## Provided records:

====

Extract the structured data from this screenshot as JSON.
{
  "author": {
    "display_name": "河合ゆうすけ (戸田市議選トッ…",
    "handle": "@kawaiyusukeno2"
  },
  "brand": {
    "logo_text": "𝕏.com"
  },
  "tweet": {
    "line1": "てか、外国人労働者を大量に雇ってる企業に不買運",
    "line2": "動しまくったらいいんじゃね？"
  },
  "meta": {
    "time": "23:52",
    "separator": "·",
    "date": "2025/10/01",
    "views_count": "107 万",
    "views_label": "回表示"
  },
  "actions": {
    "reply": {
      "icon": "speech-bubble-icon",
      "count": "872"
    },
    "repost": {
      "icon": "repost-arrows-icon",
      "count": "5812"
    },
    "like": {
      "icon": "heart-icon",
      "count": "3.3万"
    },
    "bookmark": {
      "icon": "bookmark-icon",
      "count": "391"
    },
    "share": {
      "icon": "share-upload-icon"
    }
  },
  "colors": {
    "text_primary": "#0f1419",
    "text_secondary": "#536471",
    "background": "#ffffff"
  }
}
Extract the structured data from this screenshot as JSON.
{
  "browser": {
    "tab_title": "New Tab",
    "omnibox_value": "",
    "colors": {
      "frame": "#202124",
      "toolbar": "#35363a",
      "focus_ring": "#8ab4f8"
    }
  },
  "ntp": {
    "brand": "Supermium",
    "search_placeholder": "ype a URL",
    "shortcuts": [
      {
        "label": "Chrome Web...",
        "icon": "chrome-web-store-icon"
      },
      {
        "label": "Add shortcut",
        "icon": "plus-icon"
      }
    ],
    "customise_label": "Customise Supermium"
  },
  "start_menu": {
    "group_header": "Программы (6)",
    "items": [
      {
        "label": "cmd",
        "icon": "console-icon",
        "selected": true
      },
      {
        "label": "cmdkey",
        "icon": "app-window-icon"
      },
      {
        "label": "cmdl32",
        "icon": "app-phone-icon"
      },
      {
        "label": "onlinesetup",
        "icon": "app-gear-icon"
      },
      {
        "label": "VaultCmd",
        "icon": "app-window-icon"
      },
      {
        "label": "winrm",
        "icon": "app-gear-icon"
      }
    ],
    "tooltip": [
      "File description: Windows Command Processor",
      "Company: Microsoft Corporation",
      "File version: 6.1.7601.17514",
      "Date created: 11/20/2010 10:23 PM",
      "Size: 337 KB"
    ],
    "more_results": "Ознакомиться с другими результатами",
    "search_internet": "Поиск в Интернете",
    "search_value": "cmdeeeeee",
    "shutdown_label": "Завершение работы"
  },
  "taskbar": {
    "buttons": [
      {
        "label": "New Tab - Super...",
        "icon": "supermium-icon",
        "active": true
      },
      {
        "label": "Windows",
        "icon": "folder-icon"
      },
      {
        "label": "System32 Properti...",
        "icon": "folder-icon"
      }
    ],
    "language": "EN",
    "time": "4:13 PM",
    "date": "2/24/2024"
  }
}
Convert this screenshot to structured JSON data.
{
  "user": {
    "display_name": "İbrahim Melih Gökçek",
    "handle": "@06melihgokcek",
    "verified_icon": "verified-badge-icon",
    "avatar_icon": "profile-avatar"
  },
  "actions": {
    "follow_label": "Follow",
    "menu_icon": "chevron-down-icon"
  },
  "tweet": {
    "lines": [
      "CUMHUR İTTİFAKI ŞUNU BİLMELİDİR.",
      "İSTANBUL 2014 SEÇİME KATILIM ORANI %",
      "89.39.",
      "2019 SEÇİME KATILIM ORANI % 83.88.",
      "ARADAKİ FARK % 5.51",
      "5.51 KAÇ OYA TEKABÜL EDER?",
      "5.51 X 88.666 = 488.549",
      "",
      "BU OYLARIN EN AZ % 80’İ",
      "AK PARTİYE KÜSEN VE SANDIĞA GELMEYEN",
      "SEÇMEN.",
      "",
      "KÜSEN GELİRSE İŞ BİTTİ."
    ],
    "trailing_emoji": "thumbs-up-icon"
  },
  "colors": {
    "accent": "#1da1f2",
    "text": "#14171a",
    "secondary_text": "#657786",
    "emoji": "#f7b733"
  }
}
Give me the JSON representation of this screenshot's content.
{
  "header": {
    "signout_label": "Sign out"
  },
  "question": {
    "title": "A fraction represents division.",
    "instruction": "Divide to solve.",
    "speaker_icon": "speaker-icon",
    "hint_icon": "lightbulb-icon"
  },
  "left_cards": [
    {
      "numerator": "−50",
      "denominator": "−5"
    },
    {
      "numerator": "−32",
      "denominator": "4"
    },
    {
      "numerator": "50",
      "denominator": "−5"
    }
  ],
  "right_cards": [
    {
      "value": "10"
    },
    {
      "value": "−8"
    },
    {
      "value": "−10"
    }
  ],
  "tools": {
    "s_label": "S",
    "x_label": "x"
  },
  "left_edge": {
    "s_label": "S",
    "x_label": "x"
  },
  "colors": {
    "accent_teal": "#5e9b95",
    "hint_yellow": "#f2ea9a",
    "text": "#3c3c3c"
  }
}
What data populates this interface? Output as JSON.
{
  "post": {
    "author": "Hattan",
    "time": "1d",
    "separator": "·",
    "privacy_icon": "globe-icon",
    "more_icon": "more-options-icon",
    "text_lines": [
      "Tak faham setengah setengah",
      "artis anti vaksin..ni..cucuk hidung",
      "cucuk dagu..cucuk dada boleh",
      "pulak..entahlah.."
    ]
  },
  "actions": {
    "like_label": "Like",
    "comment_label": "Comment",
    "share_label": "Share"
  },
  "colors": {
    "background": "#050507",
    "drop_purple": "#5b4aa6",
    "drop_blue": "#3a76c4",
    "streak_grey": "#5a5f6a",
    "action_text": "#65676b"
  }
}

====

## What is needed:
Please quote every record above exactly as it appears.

## Answer for the task:
Extract the structured data from this screenshot as JSON.
{
  "author": {
    "display_name": "河合ゆうすけ (戸田市議選トッ…",
    "handle": "@kawaiyusukeno2"
  },
  "brand": {
    "logo_text": "𝕏.com"
  },
  "tweet": {
    "line1": "てか、外国人労働者を大量に雇ってる企業に不買運",
    "line2": "動しまくったらいいんじゃね？"
  },
  "meta": {
    "time": "23:52",
    "separator": "·",
    "date": "2025/10/01",
    "views_count": "107 万",
    "views_label": "回表示"
  },
  "actions": {
    "reply": {
      "icon": "speech-bubble-icon",
      "count": "872"
    },
    "repost": {
      "icon": "repost-arrows-icon",
      "count": "5812"
    },
    "like": {
      "icon": "heart-icon",
      "count": "3.3万"
    },
    "bookmark": {
      "icon": "bookmark-icon",
      "count": "391"
    },
    "share": {
      "icon": "share-upload-icon"
    }
  },
  "colors": {
    "text_primary": "#0f1419",
    "text_secondary": "#536471",
    "background": "#ffffff"
  }
}
Extract the structured data from this screenshot as JSON.
{
  "browser": {
    "tab_title": "New Tab",
    "omnibox_value": "",
    "colors": {
      "frame": "#202124",
      "toolbar": "#35363a",
      "focus_ring": "#8ab4f8"
    }
  },
  "ntp": {
    "brand": "Supermium",
    "search_placeholder": "ype a URL",
    "shortcuts": [
      {
        "label": "Chrome Web...",
        "icon": "chrome-web-store-icon"
      },
      {
        "label": "Add shortcut",
        "icon": "plus-icon"
      }
    ],
    "customise_label": "Customise Supermium"
  },
  "start_menu": {
    "group_header": "Программы (6)",
    "items": [
      {
        "label": "cmd",
        "icon": "console-icon",
        "selected": true
      },
      {
        "label": "cmdkey",
        "icon": "app-window-icon"
      },
      {
        "label": "cmdl32",
        "icon": "app-phone-icon"
      },
      {
        "label": "onlinesetup",
        "icon": "app-gear-icon"
      },
      {
        "label": "VaultCmd",
        "icon": "app-window-icon"
      },
      {
        "label": "winrm",
        "icon": "app-gear-icon"
      }
    ],
    "tooltip": [
      "File description: Windows Command Processor",
      "Company: Microsoft Corporation",
      "File version: 6.1.7601.17514",
      "Date created: 11/20/2010 10:23 PM",
      "Size: 337 KB"
    ],
    "more_results": "Ознакомиться с другими результатами",
    "search_internet": "Поиск в Интернете",
    "search_value": "cmdeeeeee",
    "shutdown_label": "Завершение работы"
  },
  "taskbar": {
    "buttons": [
      {
        "label": "New Tab - Super...",
        "icon": "supermium-icon",
        "active": true
      },
      {
        "label": "Windows",
        "icon": "folder-icon"
      },
      {
        "label": "System32 Properti...",
        "icon": "folder-icon"
      }
    ],
    "language": "EN",
    "time": "4:13 PM",
    "date": "2/24/2024"
  }
}
Convert this screenshot to structured JSON data.
{
  "user": {
    "display_name": "İbrahim Melih Gökçek",
    "handle": "@06melihgokcek",
    "verified_icon": "verified-badge-icon",
    "avatar_icon": "profile-avatar"
  },
  "actions": {
    "follow_label": "Follow",
    "menu_icon": "chevron-down-icon"
  },
  "tweet": {
    "lines": [
      "CUMHUR İTTİFAKI ŞUNU BİLMELİDİR.",
      "İSTANBUL 2014 SEÇİME KATILIM ORANI %",
      "89.39.",
      "2019 SEÇİME KATILIM ORANI % 83.88.",
      "ARADAKİ FARK % 5.51",
      "5.51 KAÇ OYA TEKABÜL EDER?",
      "5.51 X 88.666 = 488.549",
      "",
      "BU OYLARIN EN AZ % 80’İ",
      "AK PARTİYE KÜSEN VE SANDIĞA GELMEYEN",
      "SEÇMEN.",
      "",
      "KÜSEN GELİRSE İŞ BİTTİ."
    ],
    "trailing_emoji": "thumbs-up-icon"
  },
  "colors": {
    "accent": "#1da1f2",
    "text": "#14171a",
    "secondary_text": "#657786",
    "emoji": "#f7b733"
  }
}
Give me the JSON representation of this screenshot's content.
{
  "header": {
    "signout_label": "Sign out"
  },
  "question": {
    "title": "A fraction represents division.",
    "instruction": "Divide to solve.",
    "speaker_icon": "speaker-icon",
    "hint_icon": "lightbulb-icon"
  },
  "left_cards": [
    {
      "numerator": "−50",
      "denominator": "−5"
    },
    {
      "numerator": "−32",
      "denominator": "4"
    },
    {
      "numerator": "50",
      "denominator": "−5"
    }
  ],
  "right_cards": [
    {
      "value": "10"
    },
    {
      "value": "−8"
    },
    {
      "value": "−10"
    }
  ],
  "tools": {
    "s_label": "S",
    "x_label": "x"
  },
  "left_edge": {
    "s_label": "S",
    "x_label": "x"
  },
  "colors": {
    "accent_teal": "#5e9b95",
    "hint_yellow": "#f2ea9a",
    "text": "#3c3c3c"
  }
}
What data populates this interface? Output as JSON.
{
  "post": {
    "author": "Hattan",
    "time": "1d",
    "separator": "·",
    "privacy_icon": "globe-icon",
    "more_icon": "more-options-icon",
    "text_lines": [
      "Tak faham setengah setengah",
      "artis anti vaksin..ni..cucuk hidung",
      "cucuk dagu..cucuk dada boleh",
      "pulak..entahlah.."
    ]
  },
  "actions": {
    "like_label": "Like",
    "comment_label": "Comment",
    "share_label": "Share"
  },
  "colors": {
    "background": "#050507",
    "drop_purple": "#5b4aa6",
    "drop_blue": "#3a76c4",
    "streak_grey": "#5a5f6a",
    "action_text": "#65676b"
  }
}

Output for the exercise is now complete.